The kitchen. It’s the heart of the home. But, how do you make it functional and friendly?
Traditionally, kitchen layouts were designed in a work triangle with the sink, oven, and refrigerator at each point. This “work zone” concept offered maximum efficiency for the days when a single person (aka mom) prepared meals for the family.
Today’s kitchens have evolved. While the triangle remains an important concept, kitchens have become communal areas. It’s not uncommon for a couple to cook together. Dinner party guests often windup spending the majority of their time mingling with the cook. And, more and more we see kid chefs peeling and chopping with their parents.
There are six basic kitchen layouts. With a little ingenuity, each design can be tweaked and altered to suit your specific needs.
6 Basic Kitchen Layouts

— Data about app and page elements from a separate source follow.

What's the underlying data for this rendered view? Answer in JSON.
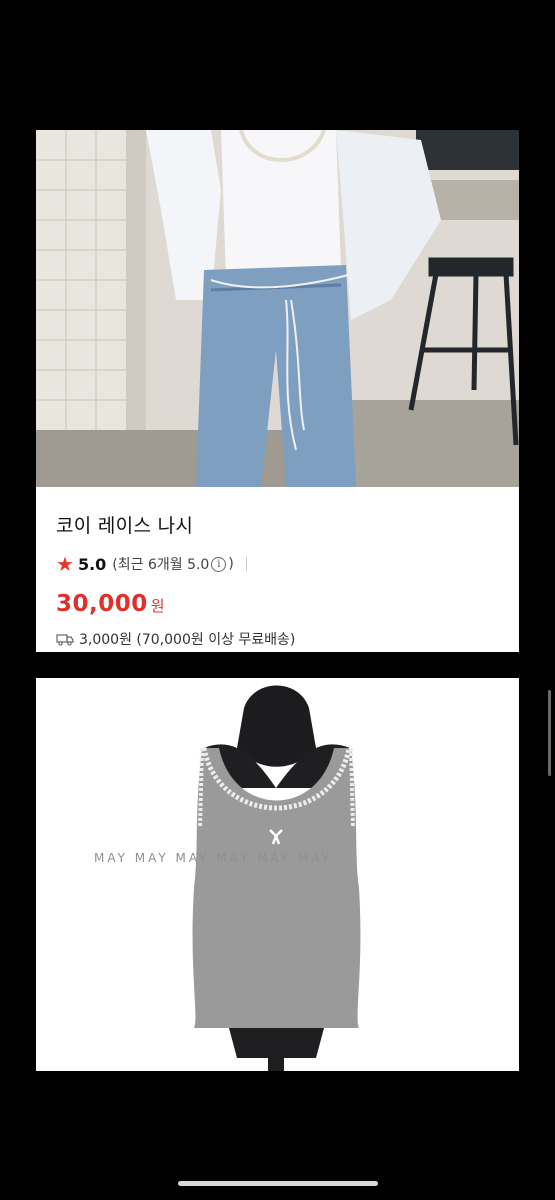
{
  "product": {
    "title": "코이 레이스 나시",
    "rating": "5.0",
    "recent_rating_prefix": "(최근 6개월 5.0",
    "recent_rating_suffix": ")",
    "info_glyph": "i",
    "price": "30,000",
    "price_unit": "원",
    "shipping": "3,000원 (70,000원 이상 무료배송)",
    "star_color": "#e8392c",
    "price_color": "#e0302c"
  },
  "images": {
    "main_photo": "model-wearing-lace-tank-photo",
    "second_photo": "grey-lace-tank-on-mannequin-photo",
    "watermark": "MAY MAY MAY MAY MAY MAY"
  }
}
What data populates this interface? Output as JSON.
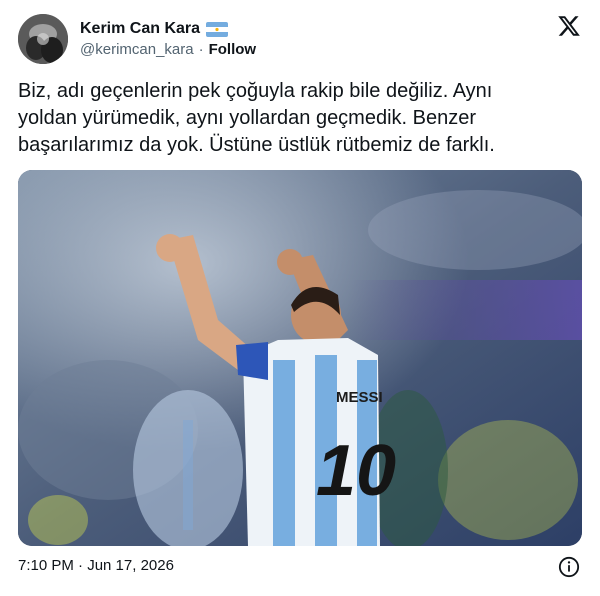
{
  "author": {
    "display_name": "Kerim Can Kara",
    "handle": "@kerimcan_kara",
    "separator": "·",
    "follow_label": "Follow",
    "flag_icon": "argentina-flag-icon"
  },
  "brand": {
    "logo_icon": "x-logo-icon",
    "color": "#0f1419"
  },
  "tweet": {
    "text": "Biz, adı geçenlerin pek çoğuyla rakip bile değiliz. Aynı\nyoldan yürümedik, aynı yollardan geçmedik. Benzer\nbaşarılarımız da yok. Üstüne üstlük rütbemiz de farklı.",
    "media": {
      "type": "photo",
      "jersey_name": "MESSI",
      "jersey_number": "10"
    }
  },
  "footer": {
    "timestamp": "7:10 PM · Jun 17, 2026",
    "info_icon": "info-icon"
  },
  "colors": {
    "text_primary": "#0f1419",
    "text_secondary": "#536471",
    "flag_blue": "#74acdf"
  }
}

- Pullman – This one-wall kitchen is the ultimate space saver. It’s typically used in studios and lofts. Today’s modern one-wall kitchens often have an island or small moveable table to provide additional counter space.
- Galley – Another space-efficient choice, the Galley kitchen is placed between two parallel walls with a walkway in between.
- L-Shape – For the maximum in corner space, the L-Shaped kitchen uses two adjoining walls. This simplistic design ensures your kitchen isn’t a thoroughfare, but still allows for extra mingling space.
- Horseshoe – Using three walls, the L-Shaped kitchen design offers additional cabinet, appliance, and countertop space. The more modern version of this layout uses a single-surface island as one of the walls. This provides increased traffic flow. The Horseshoe with an island is ideal for the great room concept.
- Island – An Island kitchen design incorporates appliances and cabinetry into the island. This can also be a place where appetizers can be laid out during a party, informal meals can be served, and food can be prepped.
- Peninsula – Mirroring their geographical namesake, Peninsula kitchens function similarly to Island kitchen designs, except that the island is connected to the wall.
How do you select the kitchen layout that’s right for you? Ultimately, it comes down to space and use. How much space do you have and how do you plan on using your kitchen?
In the infographic below, we’ve outlined three essential questions to ask yourself as you decide.